I read several Wyndham novels when I was 12 or 13 - this was one of them. My recollection of those novels was that they were enjoyable but tended to have poor endings, as if Wyndham had said what he wanted, got bored and just stopped. The exception was The Day of the Triffids which had a satisfactory ending. So how would I respond to re-reading Trouble with Lichen?
First I found it a good deal more sophisticated than memory had led me to believe: The book is a feminist tract, following the career of a strong, intelligent, visionary biochemist who uses the discovery of a lichen with anti-aging properties to start a revolution in the prospects for women not seen since the movement for universal suffrage.
Second I found it technically distinctive: The narrative is fast-paced and driven largely by dialogue and fabricated quotations from newspapers and BBC broadcasts. Characters (often un-named) are left to discuss the evolving events as representatives of an entire social class or profession or sex, reminding me of the general passages in The Grapes of Wrath (such as the salesman who can't get enough jalopies to shift on to migrating Oakies). Telephone conversations between characters replace descriptions of action. That said, Wyndham does describe some of the most dramatic action directly.

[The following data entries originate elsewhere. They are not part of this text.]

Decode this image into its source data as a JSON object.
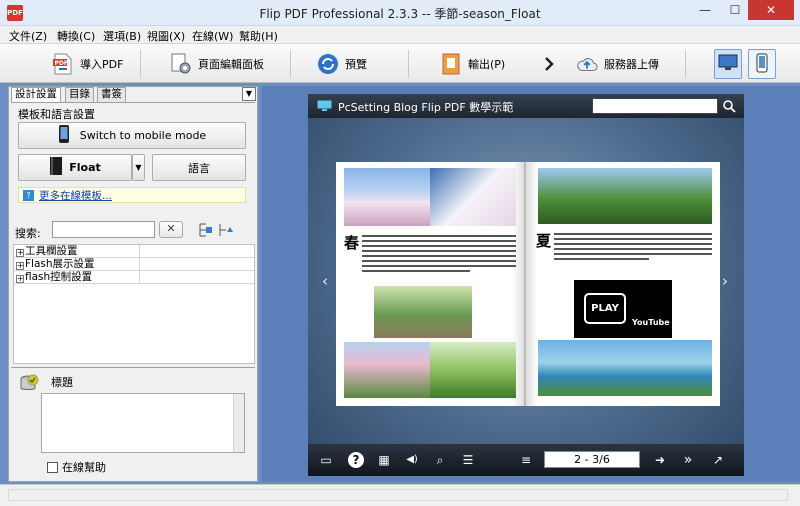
{
  "window": {
    "title": "Flip PDF Professional 2.3.3  -- 季節-season_Float",
    "min": "—",
    "max": "☐",
    "close": "✕",
    "app_icon_text": "PDF"
  },
  "menu": [
    "文件(Z)",
    "轉換(C)",
    "選項(B)",
    "視圖(X)",
    "在線(W)",
    "幫助(H)"
  ],
  "toolbar": {
    "import_pdf": "導入PDF",
    "page_editor": "頁面編輯面板",
    "preview": "預覽",
    "output": "輸出(P)",
    "upload": "服務器上傳",
    "pdf_badge": "PDF"
  },
  "left_panel": {
    "tabs": [
      "設計設置",
      "目錄",
      "書簽"
    ],
    "tab_arrow": "▼",
    "section_label": "模板和語言設置",
    "mobile_button": "Switch to mobile mode",
    "template_button": "Float",
    "template_arrow": "▼",
    "language_button": "語言",
    "more_templates": "更多在線模板...",
    "info_glyph": "?",
    "search_label": "搜索:",
    "search_value": "",
    "search_clear": "✕",
    "properties": [
      "工具欄設置",
      "Flash展示設置",
      "flash控制設置"
    ],
    "expander": "+",
    "help_title": "標題",
    "online_help": "在線幫助"
  },
  "viewer": {
    "title": "PcSetting Blog Flip PDF 數學示範",
    "left_big_char": "春",
    "right_big_char": "夏",
    "play_label": "PLAY",
    "youtube": "YouTube",
    "page_indicator": "2 - 3/6",
    "prev_arrow": "‹",
    "next_arrow": "›",
    "control_glyphs": {
      "fullscreen": "▭",
      "help": "?",
      "thumbnails": "▦",
      "sound": "◀)",
      "zoom": "⌕",
      "toc": "☰",
      "bookmark": "≡",
      "next_page": "➜",
      "last_page": "»",
      "share": "↗"
    }
  }
}
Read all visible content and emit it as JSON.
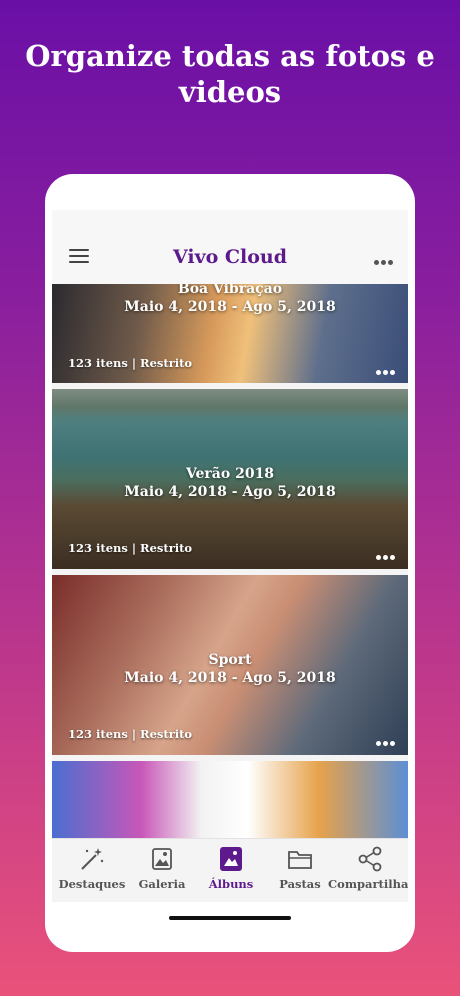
{
  "headline": "Organize todas as fotos e videos",
  "app": {
    "title": "Vivo Cloud"
  },
  "albums": [
    {
      "title": "Boa Vibração",
      "dates": "Maio 4, 2018 - Ago 5, 2018",
      "meta": "123 itens | Restrito"
    },
    {
      "title": "Verão 2018",
      "dates": "Maio 4, 2018 - Ago 5, 2018",
      "meta": "123 itens | Restrito"
    },
    {
      "title": "Sport",
      "dates": "Maio 4, 2018 - Ago 5, 2018",
      "meta": "123 itens | Restrito"
    }
  ],
  "tabs": [
    {
      "label": "Destaques",
      "icon": "magic-wand-icon"
    },
    {
      "label": "Galeria",
      "icon": "gallery-icon"
    },
    {
      "label": "Álbuns",
      "icon": "album-icon",
      "active": true
    },
    {
      "label": "Pastas",
      "icon": "folder-icon"
    },
    {
      "label": "Compartilhar",
      "icon": "share-icon"
    }
  ],
  "colors": {
    "brand": "#5c1a8c",
    "gradient_top": "#6a0fa6",
    "gradient_bottom": "#e9527a"
  }
}
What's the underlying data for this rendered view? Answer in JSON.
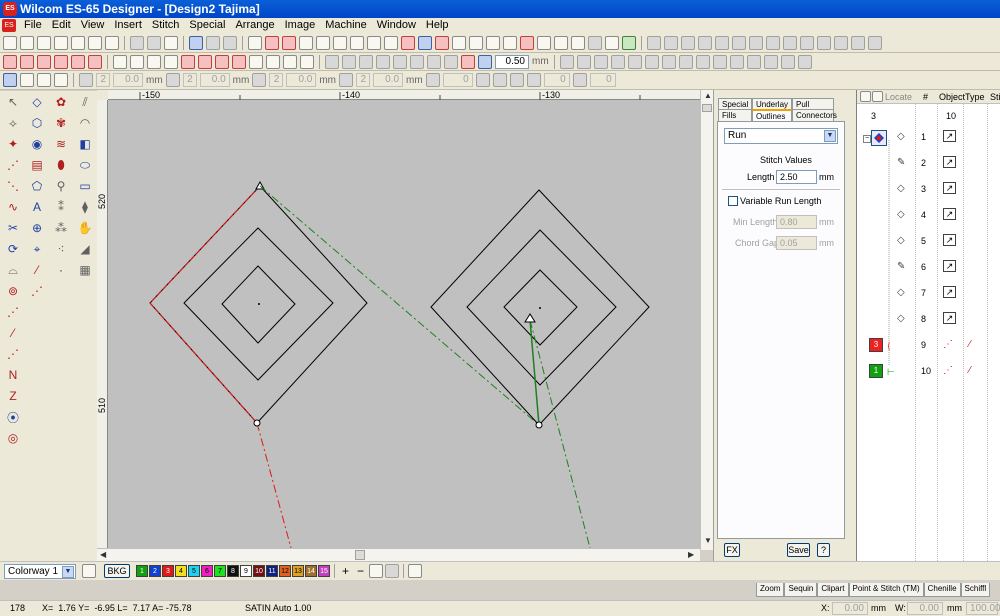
{
  "window": {
    "title": "Wilcom ES-65 Designer - [Design2          Tajima]",
    "app_icon_text": "ES"
  },
  "menu": [
    "File",
    "Edit",
    "View",
    "Insert",
    "Stitch",
    "Special",
    "Arrange",
    "Image",
    "Machine",
    "Window",
    "Help"
  ],
  "toolbar2": {
    "value": "0.50",
    "unit": "mm"
  },
  "toolbar3": {
    "fields": [
      {
        "count": "2",
        "value": "0.0"
      },
      {
        "count": "2",
        "value": "0.0"
      },
      {
        "count": "2",
        "value": "0.0"
      },
      {
        "count": "2",
        "value": "0.0"
      }
    ],
    "mm": "mm",
    "angle_value": "0",
    "angle_value2": "0"
  },
  "rulers": {
    "h_labels": [
      "-150",
      "-140",
      "-130"
    ],
    "v_labels": [
      "520",
      "510"
    ]
  },
  "panel": {
    "tabs_top": [
      "Special",
      "Underlay",
      "Pull Comp"
    ],
    "tabs_bottom": [
      "Fills",
      "Outlines",
      "Connectors"
    ],
    "stitch_type": "Run",
    "stitch_values_label": "Stitch Values",
    "length_label": "Length",
    "length_value": "2.50",
    "length_unit": "mm",
    "variable_run_label": "Variable Run Length",
    "min_length_label": "Min Length",
    "min_length_value": "0.80",
    "chord_gap_label": "Chord Gap",
    "chord_gap_value": "0.05",
    "fx_label": "FX",
    "save_label": "Save",
    "help_label": "?"
  },
  "object_list": {
    "locate_label": "Locate",
    "col_num": "#",
    "col_object": "Object",
    "col_type": "Type",
    "col_stitch": "Stit",
    "group_count": "3",
    "group_num": "10",
    "rows": [
      {
        "num": "1",
        "kind": "diamond"
      },
      {
        "num": "2",
        "kind": "pencil"
      },
      {
        "num": "3",
        "kind": "diamond"
      },
      {
        "num": "4",
        "kind": "diamond"
      },
      {
        "num": "5",
        "kind": "diamond"
      },
      {
        "num": "6",
        "kind": "pencil"
      },
      {
        "num": "7",
        "kind": "diamond"
      },
      {
        "num": "8",
        "kind": "diamond"
      },
      {
        "num": "9",
        "kind": "red",
        "chip": "3",
        "chip_color": "#ee2020"
      },
      {
        "num": "10",
        "kind": "green",
        "chip": "1",
        "chip_color": "#10a010"
      }
    ]
  },
  "colorway": {
    "name": "Colorway 1",
    "bkg_label": "BKG",
    "chips": [
      {
        "n": "1",
        "color": "#10a010"
      },
      {
        "n": "2",
        "color": "#1040d0"
      },
      {
        "n": "3",
        "color": "#e01818"
      },
      {
        "n": "4",
        "color": "#f0e020"
      },
      {
        "n": "5",
        "color": "#20d0f0"
      },
      {
        "n": "6",
        "color": "#f020c0"
      },
      {
        "n": "7",
        "color": "#20e020"
      },
      {
        "n": "8",
        "color": "#101010"
      },
      {
        "n": "9",
        "color": "#ffffff"
      },
      {
        "n": "10",
        "color": "#701010"
      },
      {
        "n": "11",
        "color": "#102080"
      },
      {
        "n": "12",
        "color": "#e06020"
      },
      {
        "n": "13",
        "color": "#e0a020"
      },
      {
        "n": "14",
        "color": "#a07030"
      },
      {
        "n": "15",
        "color": "#c040c0"
      }
    ],
    "plus": "+",
    "minus": "−"
  },
  "bottom_tabs": [
    "Zoom",
    "Sequin",
    "Clipart",
    "Point & Stitch (TM)",
    "Chenille",
    "Schiffl"
  ],
  "status": {
    "stitch_count": "178",
    "coords": "X=  1.76 Y=  -6.95 L=  7.17 A= -75.78",
    "mode": "SATIN Auto  1.00",
    "x_label": "X:",
    "x_value": "0.00",
    "x_unit": "mm",
    "w_label": "W:",
    "w_value": "0.00",
    "w_unit": "mm",
    "pct": "100.00"
  }
}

Thirdly, the ending, though abrupt, was fairly satisfactory, after all: Many SF writers would be more interested in describing the social consequences of a drug that can extend the expectation of life tremndously but that is not Wyndham is after - he wants to suggest that women are not merely ornaments or baby factories and the beginning of a social revolution gives him plenty of space to do so. He did indeed say what he wanted, then stop, but the resolution is fitting and pleasing.